Salt sensitivity in humans is associated with abnormal acid-base regulation.

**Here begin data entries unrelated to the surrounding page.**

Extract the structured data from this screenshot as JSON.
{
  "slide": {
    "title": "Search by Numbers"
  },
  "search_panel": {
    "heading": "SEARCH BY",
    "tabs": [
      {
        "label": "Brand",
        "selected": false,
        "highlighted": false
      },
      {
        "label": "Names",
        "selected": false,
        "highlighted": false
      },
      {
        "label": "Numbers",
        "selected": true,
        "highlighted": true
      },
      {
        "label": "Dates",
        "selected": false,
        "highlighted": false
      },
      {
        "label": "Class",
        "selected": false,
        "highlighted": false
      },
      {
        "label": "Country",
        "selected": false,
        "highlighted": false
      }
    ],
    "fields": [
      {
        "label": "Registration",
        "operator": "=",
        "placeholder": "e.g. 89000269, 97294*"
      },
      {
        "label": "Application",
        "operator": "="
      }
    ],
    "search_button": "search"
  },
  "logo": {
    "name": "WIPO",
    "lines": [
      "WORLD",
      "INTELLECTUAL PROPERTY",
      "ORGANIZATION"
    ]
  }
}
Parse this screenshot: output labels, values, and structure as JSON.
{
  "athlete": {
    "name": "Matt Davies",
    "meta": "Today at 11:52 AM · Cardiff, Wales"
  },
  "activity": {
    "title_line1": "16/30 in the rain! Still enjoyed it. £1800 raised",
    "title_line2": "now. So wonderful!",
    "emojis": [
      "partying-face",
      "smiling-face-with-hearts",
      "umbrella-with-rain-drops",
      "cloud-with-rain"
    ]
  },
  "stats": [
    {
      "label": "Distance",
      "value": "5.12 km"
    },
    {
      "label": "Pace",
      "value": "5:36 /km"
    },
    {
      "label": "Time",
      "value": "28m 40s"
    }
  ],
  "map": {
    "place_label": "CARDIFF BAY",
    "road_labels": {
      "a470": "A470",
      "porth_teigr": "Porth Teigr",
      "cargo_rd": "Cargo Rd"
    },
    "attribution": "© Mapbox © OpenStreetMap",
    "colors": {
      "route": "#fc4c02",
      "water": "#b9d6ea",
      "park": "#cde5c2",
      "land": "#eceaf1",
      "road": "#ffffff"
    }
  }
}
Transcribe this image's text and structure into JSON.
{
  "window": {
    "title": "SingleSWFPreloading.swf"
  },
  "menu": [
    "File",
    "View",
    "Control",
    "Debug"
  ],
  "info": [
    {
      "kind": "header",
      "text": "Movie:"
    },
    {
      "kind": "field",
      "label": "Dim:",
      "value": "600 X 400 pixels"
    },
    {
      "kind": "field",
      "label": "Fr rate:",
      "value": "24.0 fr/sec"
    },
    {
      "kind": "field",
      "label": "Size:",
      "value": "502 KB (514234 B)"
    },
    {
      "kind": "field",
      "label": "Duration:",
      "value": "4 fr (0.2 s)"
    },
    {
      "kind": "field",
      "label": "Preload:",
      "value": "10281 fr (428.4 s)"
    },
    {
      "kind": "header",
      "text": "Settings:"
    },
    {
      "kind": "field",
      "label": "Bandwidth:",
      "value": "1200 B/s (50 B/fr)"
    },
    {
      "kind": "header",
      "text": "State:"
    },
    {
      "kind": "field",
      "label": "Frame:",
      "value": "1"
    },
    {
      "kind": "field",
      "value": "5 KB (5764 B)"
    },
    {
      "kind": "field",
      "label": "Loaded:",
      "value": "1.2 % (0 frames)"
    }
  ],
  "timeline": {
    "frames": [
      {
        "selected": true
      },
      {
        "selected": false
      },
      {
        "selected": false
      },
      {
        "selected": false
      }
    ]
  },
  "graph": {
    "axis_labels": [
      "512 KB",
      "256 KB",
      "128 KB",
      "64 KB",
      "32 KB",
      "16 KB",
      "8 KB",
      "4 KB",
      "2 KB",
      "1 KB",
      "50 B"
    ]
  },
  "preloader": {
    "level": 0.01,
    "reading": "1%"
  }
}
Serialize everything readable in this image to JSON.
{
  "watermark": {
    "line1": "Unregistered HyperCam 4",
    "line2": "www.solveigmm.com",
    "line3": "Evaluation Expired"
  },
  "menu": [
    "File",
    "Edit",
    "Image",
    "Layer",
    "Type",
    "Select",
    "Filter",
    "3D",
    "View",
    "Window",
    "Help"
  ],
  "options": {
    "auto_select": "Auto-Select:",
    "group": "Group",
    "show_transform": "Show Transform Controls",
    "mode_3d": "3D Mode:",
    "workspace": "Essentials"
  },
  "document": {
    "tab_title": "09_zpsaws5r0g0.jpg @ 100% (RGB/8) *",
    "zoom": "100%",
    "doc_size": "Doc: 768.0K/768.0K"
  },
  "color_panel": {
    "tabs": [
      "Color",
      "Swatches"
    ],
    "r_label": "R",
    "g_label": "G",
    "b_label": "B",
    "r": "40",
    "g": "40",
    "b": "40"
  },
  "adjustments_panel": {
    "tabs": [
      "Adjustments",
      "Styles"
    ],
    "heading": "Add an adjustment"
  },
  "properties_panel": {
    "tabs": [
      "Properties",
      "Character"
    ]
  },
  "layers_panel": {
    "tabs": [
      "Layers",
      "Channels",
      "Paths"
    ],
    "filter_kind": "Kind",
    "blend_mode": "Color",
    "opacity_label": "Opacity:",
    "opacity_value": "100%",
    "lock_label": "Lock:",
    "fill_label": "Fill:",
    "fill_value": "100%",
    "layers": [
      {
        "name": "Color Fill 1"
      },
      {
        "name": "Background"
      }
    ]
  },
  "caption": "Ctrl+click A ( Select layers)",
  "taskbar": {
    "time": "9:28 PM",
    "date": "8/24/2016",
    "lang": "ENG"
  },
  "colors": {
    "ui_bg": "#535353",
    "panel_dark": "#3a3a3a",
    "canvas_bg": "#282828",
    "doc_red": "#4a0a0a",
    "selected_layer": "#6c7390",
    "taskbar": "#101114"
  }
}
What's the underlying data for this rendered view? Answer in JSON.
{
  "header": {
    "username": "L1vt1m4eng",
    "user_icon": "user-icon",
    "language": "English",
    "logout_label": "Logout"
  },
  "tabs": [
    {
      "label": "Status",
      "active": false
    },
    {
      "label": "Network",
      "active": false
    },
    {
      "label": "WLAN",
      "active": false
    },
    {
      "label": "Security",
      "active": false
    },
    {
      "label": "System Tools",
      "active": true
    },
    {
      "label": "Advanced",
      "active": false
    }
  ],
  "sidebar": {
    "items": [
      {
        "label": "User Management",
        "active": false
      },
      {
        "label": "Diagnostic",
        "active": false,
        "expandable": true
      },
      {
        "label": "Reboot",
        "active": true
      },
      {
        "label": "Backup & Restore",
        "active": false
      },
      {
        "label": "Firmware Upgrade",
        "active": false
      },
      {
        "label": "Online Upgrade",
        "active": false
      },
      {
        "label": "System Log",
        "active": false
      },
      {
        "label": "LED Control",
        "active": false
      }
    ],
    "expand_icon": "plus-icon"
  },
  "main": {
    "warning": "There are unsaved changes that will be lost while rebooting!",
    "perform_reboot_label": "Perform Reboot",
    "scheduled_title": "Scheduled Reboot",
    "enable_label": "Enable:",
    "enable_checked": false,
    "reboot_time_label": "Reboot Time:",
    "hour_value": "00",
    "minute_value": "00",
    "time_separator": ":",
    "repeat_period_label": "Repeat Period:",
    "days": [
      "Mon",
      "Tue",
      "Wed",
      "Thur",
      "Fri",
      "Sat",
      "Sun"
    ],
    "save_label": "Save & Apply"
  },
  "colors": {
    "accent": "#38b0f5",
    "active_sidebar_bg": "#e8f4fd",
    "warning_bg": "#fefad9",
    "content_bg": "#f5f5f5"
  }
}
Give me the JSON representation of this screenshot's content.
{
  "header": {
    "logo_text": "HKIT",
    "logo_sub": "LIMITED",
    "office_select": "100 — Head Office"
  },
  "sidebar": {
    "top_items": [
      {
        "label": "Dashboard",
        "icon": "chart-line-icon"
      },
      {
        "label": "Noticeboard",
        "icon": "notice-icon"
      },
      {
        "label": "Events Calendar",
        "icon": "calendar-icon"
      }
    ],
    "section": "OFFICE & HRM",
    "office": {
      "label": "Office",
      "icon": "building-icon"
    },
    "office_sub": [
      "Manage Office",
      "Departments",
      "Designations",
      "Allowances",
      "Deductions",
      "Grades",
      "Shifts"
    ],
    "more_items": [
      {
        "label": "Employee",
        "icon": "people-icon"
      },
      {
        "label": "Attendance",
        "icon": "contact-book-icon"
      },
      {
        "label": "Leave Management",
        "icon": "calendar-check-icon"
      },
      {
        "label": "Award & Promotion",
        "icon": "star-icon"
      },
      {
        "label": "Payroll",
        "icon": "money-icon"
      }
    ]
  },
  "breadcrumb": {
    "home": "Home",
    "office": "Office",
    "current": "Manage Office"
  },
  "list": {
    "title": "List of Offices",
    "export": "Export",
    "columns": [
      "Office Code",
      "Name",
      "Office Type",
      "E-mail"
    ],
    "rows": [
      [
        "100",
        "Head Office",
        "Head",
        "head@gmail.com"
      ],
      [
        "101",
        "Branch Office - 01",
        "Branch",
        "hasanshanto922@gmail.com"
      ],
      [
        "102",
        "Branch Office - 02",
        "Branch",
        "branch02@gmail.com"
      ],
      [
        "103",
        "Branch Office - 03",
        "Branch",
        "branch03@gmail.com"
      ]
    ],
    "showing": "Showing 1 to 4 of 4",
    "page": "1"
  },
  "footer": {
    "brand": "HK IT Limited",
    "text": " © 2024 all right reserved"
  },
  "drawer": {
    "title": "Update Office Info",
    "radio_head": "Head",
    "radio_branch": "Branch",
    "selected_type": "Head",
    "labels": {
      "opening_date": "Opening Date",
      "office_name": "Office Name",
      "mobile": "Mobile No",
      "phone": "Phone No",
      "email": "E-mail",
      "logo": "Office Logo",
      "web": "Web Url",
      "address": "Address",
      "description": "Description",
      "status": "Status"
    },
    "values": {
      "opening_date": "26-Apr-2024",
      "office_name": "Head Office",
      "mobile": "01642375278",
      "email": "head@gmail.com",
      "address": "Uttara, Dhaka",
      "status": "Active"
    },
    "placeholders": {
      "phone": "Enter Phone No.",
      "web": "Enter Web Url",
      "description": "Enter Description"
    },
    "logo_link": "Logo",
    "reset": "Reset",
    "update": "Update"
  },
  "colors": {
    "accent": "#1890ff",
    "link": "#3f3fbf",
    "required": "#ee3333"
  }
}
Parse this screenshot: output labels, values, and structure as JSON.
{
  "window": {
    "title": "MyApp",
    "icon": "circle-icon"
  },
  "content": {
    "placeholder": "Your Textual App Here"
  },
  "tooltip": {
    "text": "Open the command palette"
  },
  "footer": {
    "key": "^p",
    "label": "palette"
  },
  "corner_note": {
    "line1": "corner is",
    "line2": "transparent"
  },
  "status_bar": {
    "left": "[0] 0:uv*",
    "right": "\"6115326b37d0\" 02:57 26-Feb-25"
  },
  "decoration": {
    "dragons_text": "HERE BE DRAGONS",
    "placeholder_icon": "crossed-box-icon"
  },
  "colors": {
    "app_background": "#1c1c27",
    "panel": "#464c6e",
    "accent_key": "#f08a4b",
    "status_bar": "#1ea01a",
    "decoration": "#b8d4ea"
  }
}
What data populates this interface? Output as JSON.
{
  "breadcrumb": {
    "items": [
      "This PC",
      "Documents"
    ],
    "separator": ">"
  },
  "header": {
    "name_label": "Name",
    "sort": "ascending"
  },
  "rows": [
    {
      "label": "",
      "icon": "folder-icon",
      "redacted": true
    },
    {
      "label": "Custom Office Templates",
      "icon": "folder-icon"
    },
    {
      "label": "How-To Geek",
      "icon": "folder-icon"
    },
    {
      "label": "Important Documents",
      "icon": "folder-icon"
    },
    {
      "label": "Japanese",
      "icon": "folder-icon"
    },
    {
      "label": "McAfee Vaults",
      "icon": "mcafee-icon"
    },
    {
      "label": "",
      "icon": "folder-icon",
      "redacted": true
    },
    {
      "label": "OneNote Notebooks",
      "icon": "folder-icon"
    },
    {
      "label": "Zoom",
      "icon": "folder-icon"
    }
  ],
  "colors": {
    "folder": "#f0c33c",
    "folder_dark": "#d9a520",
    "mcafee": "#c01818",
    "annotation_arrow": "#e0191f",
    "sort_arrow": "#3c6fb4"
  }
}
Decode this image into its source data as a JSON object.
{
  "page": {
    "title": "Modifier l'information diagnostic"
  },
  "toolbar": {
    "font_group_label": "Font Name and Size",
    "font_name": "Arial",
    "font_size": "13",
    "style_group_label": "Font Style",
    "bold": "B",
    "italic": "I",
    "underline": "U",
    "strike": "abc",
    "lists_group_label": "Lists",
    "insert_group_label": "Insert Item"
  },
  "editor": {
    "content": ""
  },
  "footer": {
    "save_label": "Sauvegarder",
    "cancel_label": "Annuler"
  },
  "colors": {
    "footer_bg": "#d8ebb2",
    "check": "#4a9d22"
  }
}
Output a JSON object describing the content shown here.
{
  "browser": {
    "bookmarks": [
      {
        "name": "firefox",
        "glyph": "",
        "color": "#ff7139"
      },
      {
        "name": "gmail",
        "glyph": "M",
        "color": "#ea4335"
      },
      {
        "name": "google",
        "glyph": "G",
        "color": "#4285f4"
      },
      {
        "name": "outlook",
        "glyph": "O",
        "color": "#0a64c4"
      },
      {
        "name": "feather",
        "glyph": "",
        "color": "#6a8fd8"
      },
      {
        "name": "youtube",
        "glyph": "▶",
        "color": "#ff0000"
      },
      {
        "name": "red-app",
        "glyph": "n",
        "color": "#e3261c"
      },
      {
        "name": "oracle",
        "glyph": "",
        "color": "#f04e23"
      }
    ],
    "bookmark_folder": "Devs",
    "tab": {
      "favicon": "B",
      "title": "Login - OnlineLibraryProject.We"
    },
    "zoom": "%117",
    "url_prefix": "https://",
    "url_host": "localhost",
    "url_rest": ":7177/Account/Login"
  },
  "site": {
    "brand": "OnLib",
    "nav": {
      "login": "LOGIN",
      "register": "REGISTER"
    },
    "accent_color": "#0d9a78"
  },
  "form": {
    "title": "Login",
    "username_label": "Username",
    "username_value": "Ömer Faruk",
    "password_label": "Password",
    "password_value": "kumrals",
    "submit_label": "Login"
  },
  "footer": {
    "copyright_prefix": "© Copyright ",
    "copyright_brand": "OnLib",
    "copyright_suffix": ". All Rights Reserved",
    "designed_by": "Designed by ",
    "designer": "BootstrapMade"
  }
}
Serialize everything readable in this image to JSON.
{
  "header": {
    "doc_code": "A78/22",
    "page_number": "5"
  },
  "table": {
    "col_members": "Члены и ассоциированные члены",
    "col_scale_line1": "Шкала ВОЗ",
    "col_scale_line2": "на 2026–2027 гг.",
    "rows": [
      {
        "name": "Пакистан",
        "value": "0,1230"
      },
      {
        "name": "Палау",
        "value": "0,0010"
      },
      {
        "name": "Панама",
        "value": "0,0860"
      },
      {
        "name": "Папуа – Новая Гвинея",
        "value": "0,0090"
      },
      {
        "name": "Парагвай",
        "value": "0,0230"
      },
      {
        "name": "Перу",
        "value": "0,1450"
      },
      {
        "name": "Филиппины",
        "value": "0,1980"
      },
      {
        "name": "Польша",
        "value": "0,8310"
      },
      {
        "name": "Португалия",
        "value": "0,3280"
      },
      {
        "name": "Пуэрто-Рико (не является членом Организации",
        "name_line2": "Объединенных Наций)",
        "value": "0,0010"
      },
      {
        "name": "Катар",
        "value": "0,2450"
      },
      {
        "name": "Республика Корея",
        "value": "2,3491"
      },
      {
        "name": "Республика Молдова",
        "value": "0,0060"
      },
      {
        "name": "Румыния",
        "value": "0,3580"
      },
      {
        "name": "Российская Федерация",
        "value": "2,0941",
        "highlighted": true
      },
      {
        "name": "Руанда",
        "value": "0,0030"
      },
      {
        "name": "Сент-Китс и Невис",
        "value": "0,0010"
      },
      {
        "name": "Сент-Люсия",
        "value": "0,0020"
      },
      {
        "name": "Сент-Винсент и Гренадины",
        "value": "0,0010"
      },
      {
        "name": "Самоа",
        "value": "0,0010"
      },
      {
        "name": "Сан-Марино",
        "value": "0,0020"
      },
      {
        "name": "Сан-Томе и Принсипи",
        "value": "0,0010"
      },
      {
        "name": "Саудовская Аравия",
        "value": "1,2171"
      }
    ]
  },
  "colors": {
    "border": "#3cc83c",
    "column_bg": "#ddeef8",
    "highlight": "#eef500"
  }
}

Metabolic acidosis has recently been observed in rat models of salt-sensitive genetic hypertension. To test the hypothesis that salt sensitivity in humans may be associated with abnormal acid-base homeostasis, we performed arterial blood gas analyses in young (20-31 years old) normotensive subjects (n = 40) who were placed on a low salt diet (20 mmol NaCl/day) for 2 weeks with either 200 mmol sodium chloride or placebo added to the low salt diet for 1 week each in a randomized, single-blind crossover order. Furthermore, a subset of the subjects (seven salt-sensitive and eight salt-resistant) received 200 mmol sodium/day as the citrate salt as a supplement to the low salt diet for a third week. During each regimen, blood pressure as well as arterial pH and bicarbonate levels were measured. Salt sensitivity was defined as a significant drop in mean arterial pressure greater than 3 mm Hg (mean of 30 readings taken during each diet, p less than 0.05) while the subject was on the low salt diet. According to this definition, 16 subjects were salt-sensitive and 24 salt-resistant. During the high sodium chloride regimen, arterial pH and bicarbonate levels were significantly lower in the salt-sensitive than in the salt-resistant group (p less than 0.0001). The increase in blood pressure caused by sodium chloride correlated inversely to the arterial pH (r = -0.57, p = 0.0002) and bicarbonate levels (r = -0.52, p = 0.0007) during the high salt diet. Sodium chloride increased mean arterial blood pressure in the salt-sensitive subjects; sodium citrate did not. Sodium citrate led to an increase in pH and bicarbonate levels in both groups. Our finding that a sodium chloride-induced rise in blood pressure is associated with lower arterial plasma pH and bicarbonate levels points to an abnormality in renal acid-base regulation in salt-sensitive subjects.
- Copyright © 1990 by American Heart Association